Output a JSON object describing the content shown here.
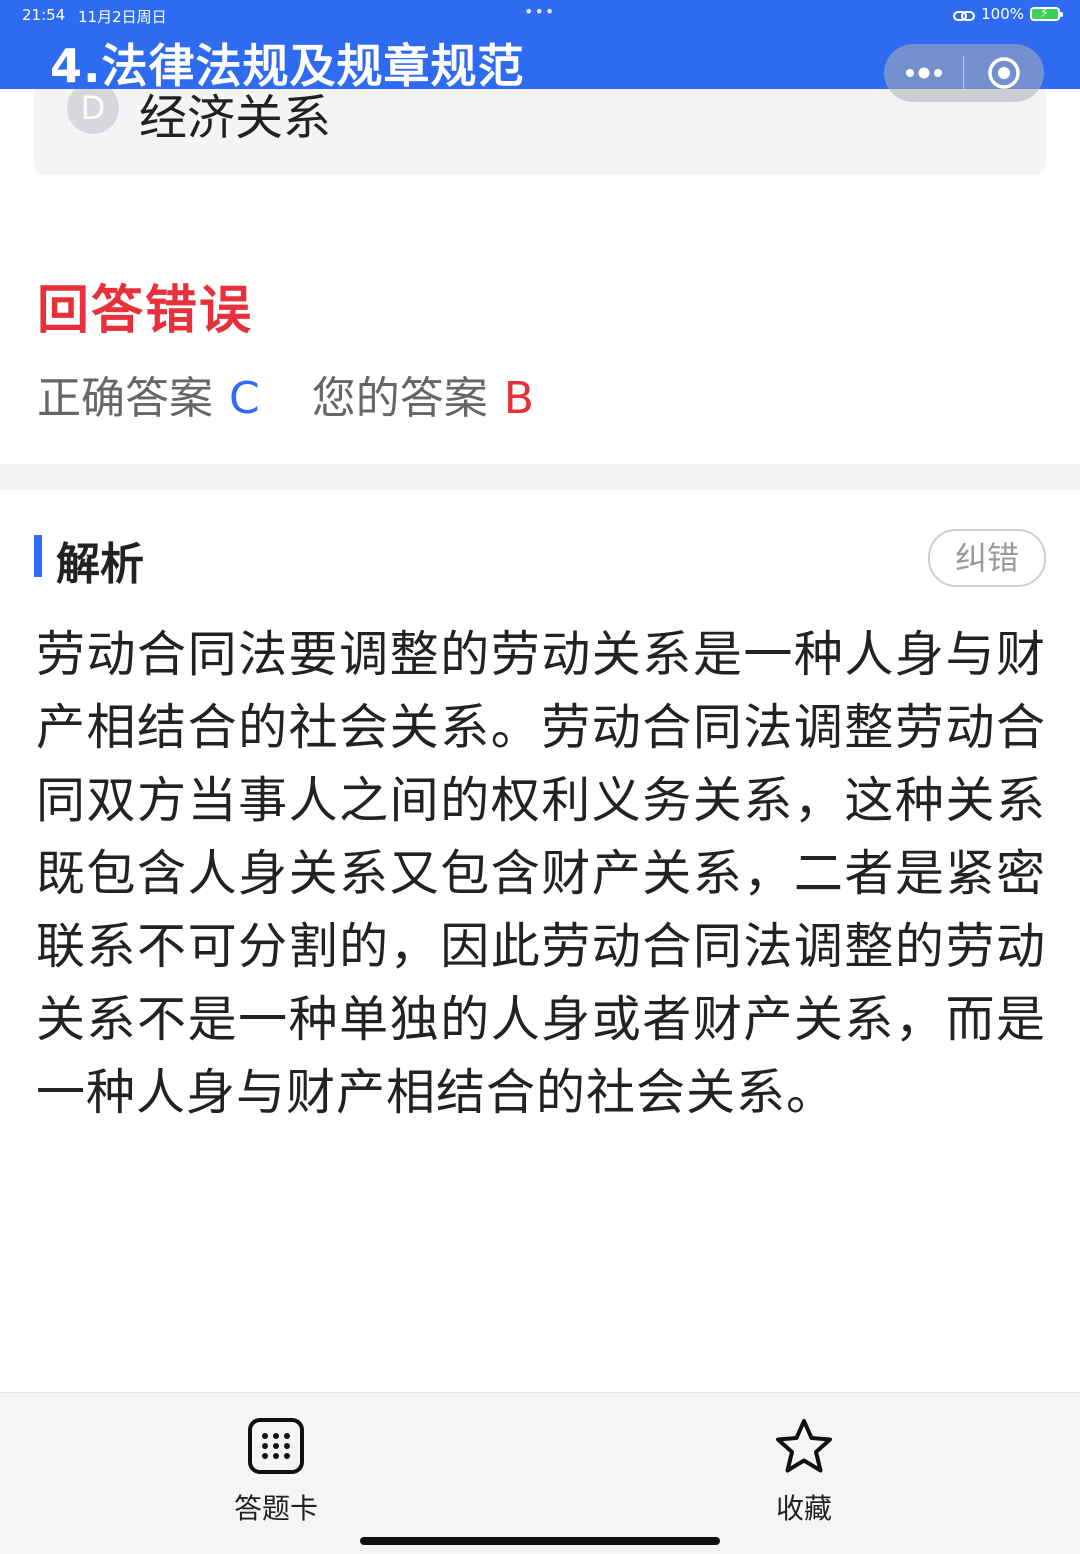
{
  "status_bar": {
    "time": "21:54",
    "date": "11月2日周日",
    "dots": "•••",
    "battery": "100%"
  },
  "header": {
    "title": "4.法律法规及规章规范"
  },
  "option": {
    "letter": "D",
    "text": "经济关系"
  },
  "result": {
    "title": "回答错误",
    "correct_label": "正确答案",
    "correct_value": "C",
    "your_label": "您的答案",
    "your_value": "B"
  },
  "analysis": {
    "title": "解析",
    "report_button": "纠错",
    "text": "劳动合同法要调整的劳动关系是一种人身与财产相结合的社会关系。劳动合同法调整劳动合同双方当事人之间的权利义务关系，这种关系既包含人身关系又包含财产关系，二者是紧密联系不可分割的，因此劳动合同法调整的劳动关系不是一种单独的人身或者财产关系，而是一种人身与财产相结合的社会关系。"
  },
  "bottom_bar": {
    "answer_card_label": "答题卡",
    "favorite_label": "收藏"
  },
  "colors": {
    "accent_blue": "#2f6bf0",
    "error_red": "#e8303a"
  }
}
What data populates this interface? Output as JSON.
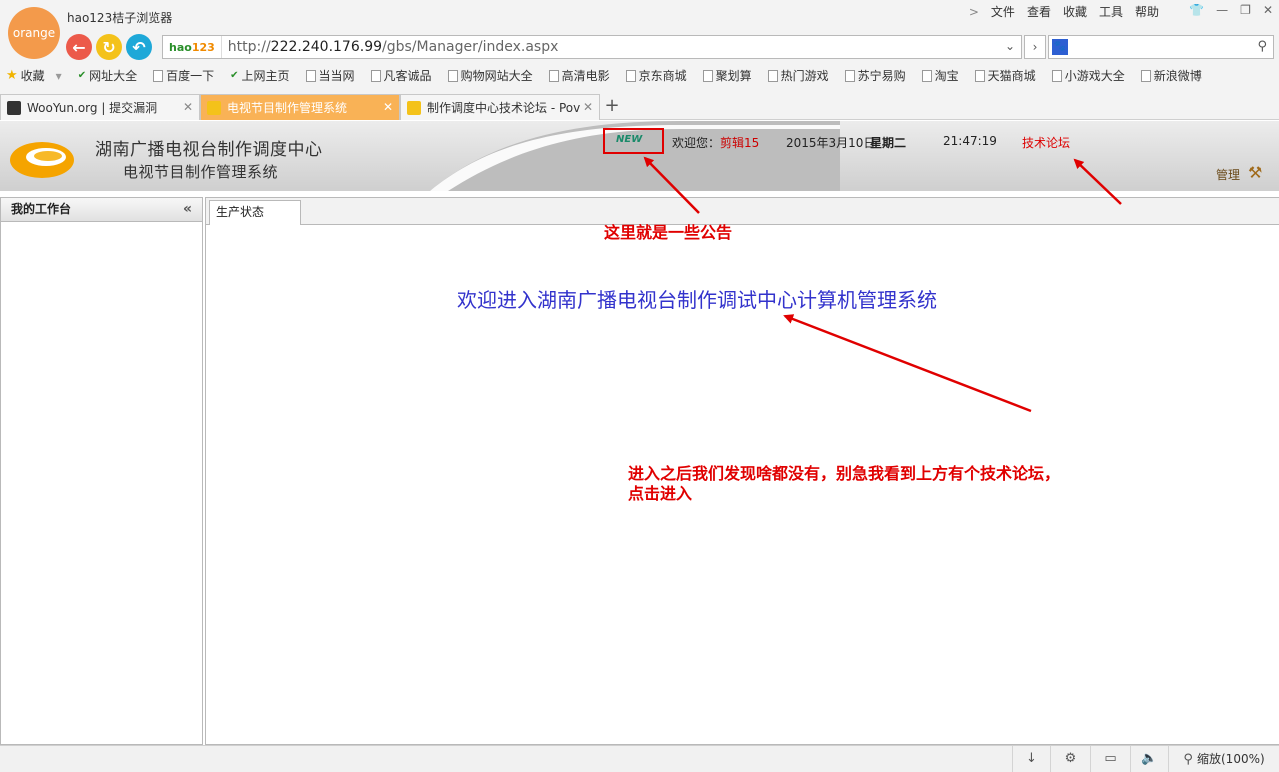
{
  "browser": {
    "logo_text": "orange",
    "title": "hao123桔子浏览器",
    "menu": [
      "文件",
      "查看",
      "收藏",
      "工具",
      "帮助"
    ],
    "address": {
      "badge_hao": "hao",
      "badge_num": "123",
      "url_prefix": "http://",
      "url_host": "222.240.176.99",
      "url_path": "/gbs/Manager/index.aspx"
    },
    "bookmarks": [
      "收藏",
      "网址大全",
      "百度一下",
      "上网主页",
      "当当网",
      "凡客诚品",
      "购物网站大全",
      "高清电影",
      "京东商城",
      "聚划算",
      "热门游戏",
      "苏宁易购",
      "淘宝",
      "天猫商城",
      "小游戏大全",
      "新浪微博"
    ],
    "tabs": [
      {
        "label": "WooYun.org | 提交漏洞",
        "active": false
      },
      {
        "label": "电视节目制作管理系统",
        "active": true
      },
      {
        "label": "制作调度中心技术论坛 - Pov",
        "active": false
      }
    ],
    "new_tab": "+",
    "zoom": "缩放(100%)"
  },
  "app": {
    "title_line1": "湖南广播电视台制作调度中心",
    "title_line2": "电视节目制作管理系统",
    "new_badge": "NEW",
    "welcome_prefix": "欢迎您：",
    "user": "剪辑15",
    "date": "2015年3月10日",
    "weekday": "星期二",
    "time": "21:47:19",
    "forum_link": "技术论坛",
    "manage_label": "管理",
    "sidebar_title": "我的工作台",
    "content_tab": "生产状态",
    "welcome_message": "欢迎进入湖南广播电视台制作调试中心计算机管理系统"
  },
  "annotations": {
    "notice": "这里就是一些公告",
    "line1": "进入之后我们发现啥都没有，别急我看到上方有个技术论坛，",
    "line2": "点击进入"
  },
  "colors": {
    "annotation_red": "#e00000",
    "active_tab": "#f9b256",
    "welcome_blue": "#3333cc"
  }
}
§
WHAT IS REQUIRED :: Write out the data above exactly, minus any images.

RESULT FOR THIS EXERCISE ::
Output a JSON object describing the content shown here.
{
  "status_bar": {
    "time": "21:54",
    "date": "11月2日周日",
    "dots": "•••",
    "battery": "100%"
  },
  "header": {
    "title": "4.法律法规及规章规范"
  },
  "option": {
    "letter": "D",
    "text": "经济关系"
  },
  "result": {
    "title": "回答错误",
    "correct_label": "正确答案",
    "correct_value": "C",
    "your_label": "您的答案",
    "your_value": "B"
  },
  "analysis": {
    "title": "解析",
    "report_button": "纠错",
    "text": "劳动合同法要调整的劳动关系是一种人身与财产相结合的社会关系。劳动合同法调整劳动合同双方当事人之间的权利义务关系，这种关系既包含人身关系又包含财产关系，二者是紧密联系不可分割的，因此劳动合同法调整的劳动关系不是一种单独的人身或者财产关系，而是一种人身与财产相结合的社会关系。"
  },
  "bottom_bar": {
    "answer_card_label": "答题卡",
    "favorite_label": "收藏"
  },
  "colors": {
    "accent_blue": "#2f6bf0",
    "error_red": "#e8303a"
  }
}
What data populates this interface? Output as JSON.
{
  "browser": {
    "logo_text": "orange",
    "title": "hao123桔子浏览器",
    "menu": [
      "文件",
      "查看",
      "收藏",
      "工具",
      "帮助"
    ],
    "address": {
      "badge_hao": "hao",
      "badge_num": "123",
      "url_prefix": "http://",
      "url_host": "222.240.176.99",
      "url_path": "/gbs/Manager/index.aspx"
    },
    "bookmarks": [
      "收藏",
      "网址大全",
      "百度一下",
      "上网主页",
      "当当网",
      "凡客诚品",
      "购物网站大全",
      "高清电影",
      "京东商城",
      "聚划算",
      "热门游戏",
      "苏宁易购",
      "淘宝",
      "天猫商城",
      "小游戏大全",
      "新浪微博"
    ],
    "tabs": [
      {
        "label": "WooYun.org | 提交漏洞",
        "active": false
      },
      {
        "label": "电视节目制作管理系统",
        "active": true
      },
      {
        "label": "制作调度中心技术论坛 - Pov",
        "active": false
      }
    ],
    "new_tab": "+",
    "zoom": "缩放(100%)"
  },
  "app": {
    "title_line1": "湖南广播电视台制作调度中心",
    "title_line2": "电视节目制作管理系统",
    "new_badge": "NEW",
    "welcome_prefix": "欢迎您：",
    "user": "剪辑15",
    "date": "2015年3月10日",
    "weekday": "星期二",
    "time": "21:47:19",
    "forum_link": "技术论坛",
    "manage_label": "管理",
    "sidebar_title": "我的工作台",
    "content_tab": "生产状态",
    "welcome_message": "欢迎进入湖南广播电视台制作调试中心计算机管理系统"
  },
  "annotations": {
    "notice": "这里就是一些公告",
    "line1": "进入之后我们发现啥都没有，别急我看到上方有个技术论坛，",
    "line2": "点击进入"
  },
  "colors": {
    "annotation_red": "#e00000",
    "active_tab": "#f9b256",
    "welcome_blue": "#3333cc"
  }
}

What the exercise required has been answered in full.